REQUIRED ACTION: The response must consist of every line of the listing, reproduced verbatim.

RECORDS:
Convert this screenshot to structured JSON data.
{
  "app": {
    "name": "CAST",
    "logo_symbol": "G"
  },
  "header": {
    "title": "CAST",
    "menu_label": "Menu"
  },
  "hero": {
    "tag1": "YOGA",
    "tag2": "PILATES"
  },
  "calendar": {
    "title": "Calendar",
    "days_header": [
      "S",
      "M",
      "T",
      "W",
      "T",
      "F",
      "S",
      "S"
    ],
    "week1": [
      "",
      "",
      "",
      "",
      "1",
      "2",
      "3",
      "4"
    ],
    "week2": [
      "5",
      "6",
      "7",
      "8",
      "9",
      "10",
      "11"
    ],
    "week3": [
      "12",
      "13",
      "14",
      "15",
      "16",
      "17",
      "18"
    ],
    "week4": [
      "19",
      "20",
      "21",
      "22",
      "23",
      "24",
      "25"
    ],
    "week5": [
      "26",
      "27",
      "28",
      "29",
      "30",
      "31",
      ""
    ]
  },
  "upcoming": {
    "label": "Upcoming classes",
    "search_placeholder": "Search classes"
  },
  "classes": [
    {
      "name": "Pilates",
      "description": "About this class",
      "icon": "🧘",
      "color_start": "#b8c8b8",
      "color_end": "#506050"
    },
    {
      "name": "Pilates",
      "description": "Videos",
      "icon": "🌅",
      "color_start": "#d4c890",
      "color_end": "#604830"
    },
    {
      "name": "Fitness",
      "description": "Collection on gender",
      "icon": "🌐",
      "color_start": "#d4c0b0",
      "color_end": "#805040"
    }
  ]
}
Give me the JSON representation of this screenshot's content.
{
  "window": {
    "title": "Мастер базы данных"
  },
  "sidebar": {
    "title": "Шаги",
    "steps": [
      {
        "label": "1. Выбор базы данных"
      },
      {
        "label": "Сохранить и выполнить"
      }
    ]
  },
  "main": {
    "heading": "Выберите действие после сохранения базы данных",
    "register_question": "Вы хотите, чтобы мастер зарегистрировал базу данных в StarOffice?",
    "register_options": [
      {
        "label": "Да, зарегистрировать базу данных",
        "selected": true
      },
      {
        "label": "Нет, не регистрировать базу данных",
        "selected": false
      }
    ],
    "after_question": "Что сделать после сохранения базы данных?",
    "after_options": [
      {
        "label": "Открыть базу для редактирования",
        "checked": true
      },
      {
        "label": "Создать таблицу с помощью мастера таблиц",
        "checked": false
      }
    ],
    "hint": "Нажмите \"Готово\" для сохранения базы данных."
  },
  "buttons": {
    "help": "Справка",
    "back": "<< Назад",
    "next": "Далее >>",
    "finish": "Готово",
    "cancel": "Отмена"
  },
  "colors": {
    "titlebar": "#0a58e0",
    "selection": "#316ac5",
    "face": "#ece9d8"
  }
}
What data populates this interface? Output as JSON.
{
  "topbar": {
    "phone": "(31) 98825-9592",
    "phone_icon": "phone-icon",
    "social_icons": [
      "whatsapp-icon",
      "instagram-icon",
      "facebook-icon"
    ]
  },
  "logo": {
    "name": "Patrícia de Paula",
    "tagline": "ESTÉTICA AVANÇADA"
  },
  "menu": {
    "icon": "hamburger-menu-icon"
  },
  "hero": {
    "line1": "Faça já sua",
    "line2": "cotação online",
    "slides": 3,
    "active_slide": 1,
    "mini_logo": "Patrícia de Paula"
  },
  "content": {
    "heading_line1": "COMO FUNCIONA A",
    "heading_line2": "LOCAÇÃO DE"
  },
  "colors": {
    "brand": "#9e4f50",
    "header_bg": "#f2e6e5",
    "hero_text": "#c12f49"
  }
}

WRITTEN SOLUTION:
Convert this screenshot to structured JSON data.
{
  "app": {
    "name": "CAST",
    "logo_symbol": "G"
  },
  "header": {
    "title": "CAST",
    "menu_label": "Menu"
  },
  "hero": {
    "tag1": "YOGA",
    "tag2": "PILATES"
  },
  "calendar": {
    "title": "Calendar",
    "days_header": [
      "S",
      "M",
      "T",
      "W",
      "T",
      "F",
      "S",
      "S"
    ],
    "week1": [
      "",
      "",
      "",
      "",
      "1",
      "2",
      "3",
      "4"
    ],
    "week2": [
      "5",
      "6",
      "7",
      "8",
      "9",
      "10",
      "11"
    ],
    "week3": [
      "12",
      "13",
      "14",
      "15",
      "16",
      "17",
      "18"
    ],
    "week4": [
      "19",
      "20",
      "21",
      "22",
      "23",
      "24",
      "25"
    ],
    "week5": [
      "26",
      "27",
      "28",
      "29",
      "30",
      "31",
      ""
    ]
  },
  "upcoming": {
    "label": "Upcoming classes",
    "search_placeholder": "Search classes"
  },
  "classes": [
    {
      "name": "Pilates",
      "description": "About this class",
      "icon": "🧘",
      "color_start": "#b8c8b8",
      "color_end": "#506050"
    },
    {
      "name": "Pilates",
      "description": "Videos",
      "icon": "🌅",
      "color_start": "#d4c890",
      "color_end": "#604830"
    },
    {
      "name": "Fitness",
      "description": "Collection on gender",
      "icon": "🌐",
      "color_start": "#d4c0b0",
      "color_end": "#805040"
    }
  ]
}
Give me the JSON representation of this screenshot's content.
{
  "window": {
    "title": "Мастер базы данных"
  },
  "sidebar": {
    "title": "Шаги",
    "steps": [
      {
        "label": "1. Выбор базы данных"
      },
      {
        "label": "Сохранить и выполнить"
      }
    ]
  },
  "main": {
    "heading": "Выберите действие после сохранения базы данных",
    "register_question": "Вы хотите, чтобы мастер зарегистрировал базу данных в StarOffice?",
    "register_options": [
      {
        "label": "Да, зарегистрировать базу данных",
        "selected": true
      },
      {
        "label": "Нет, не регистрировать базу данных",
        "selected": false
      }
    ],
    "after_question": "Что сделать после сохранения базы данных?",
    "after_options": [
      {
        "label": "Открыть базу для редактирования",
        "checked": true
      },
      {
        "label": "Создать таблицу с помощью мастера таблиц",
        "checked": false
      }
    ],
    "hint": "Нажмите \"Готово\" для сохранения базы данных."
  },
  "buttons": {
    "help": "Справка",
    "back": "<< Назад",
    "next": "Далее >>",
    "finish": "Готово",
    "cancel": "Отмена"
  },
  "colors": {
    "titlebar": "#0a58e0",
    "selection": "#316ac5",
    "face": "#ece9d8"
  }
}
What data populates this interface? Output as JSON.
{
  "topbar": {
    "phone": "(31) 98825-9592",
    "phone_icon": "phone-icon",
    "social_icons": [
      "whatsapp-icon",
      "instagram-icon",
      "facebook-icon"
    ]
  },
  "logo": {
    "name": "Patrícia de Paula",
    "tagline": "ESTÉTICA AVANÇADA"
  },
  "menu": {
    "icon": "hamburger-menu-icon"
  },
  "hero": {
    "line1": "Faça já sua",
    "line2": "cotação online",
    "slides": 3,
    "active_slide": 1,
    "mini_logo": "Patrícia de Paula"
  },
  "content": {
    "heading_line1": "COMO FUNCIONA A",
    "heading_line2": "LOCAÇÃO DE"
  },
  "colors": {
    "brand": "#9e4f50",
    "header_bg": "#f2e6e5",
    "hero_text": "#c12f49"
  }
}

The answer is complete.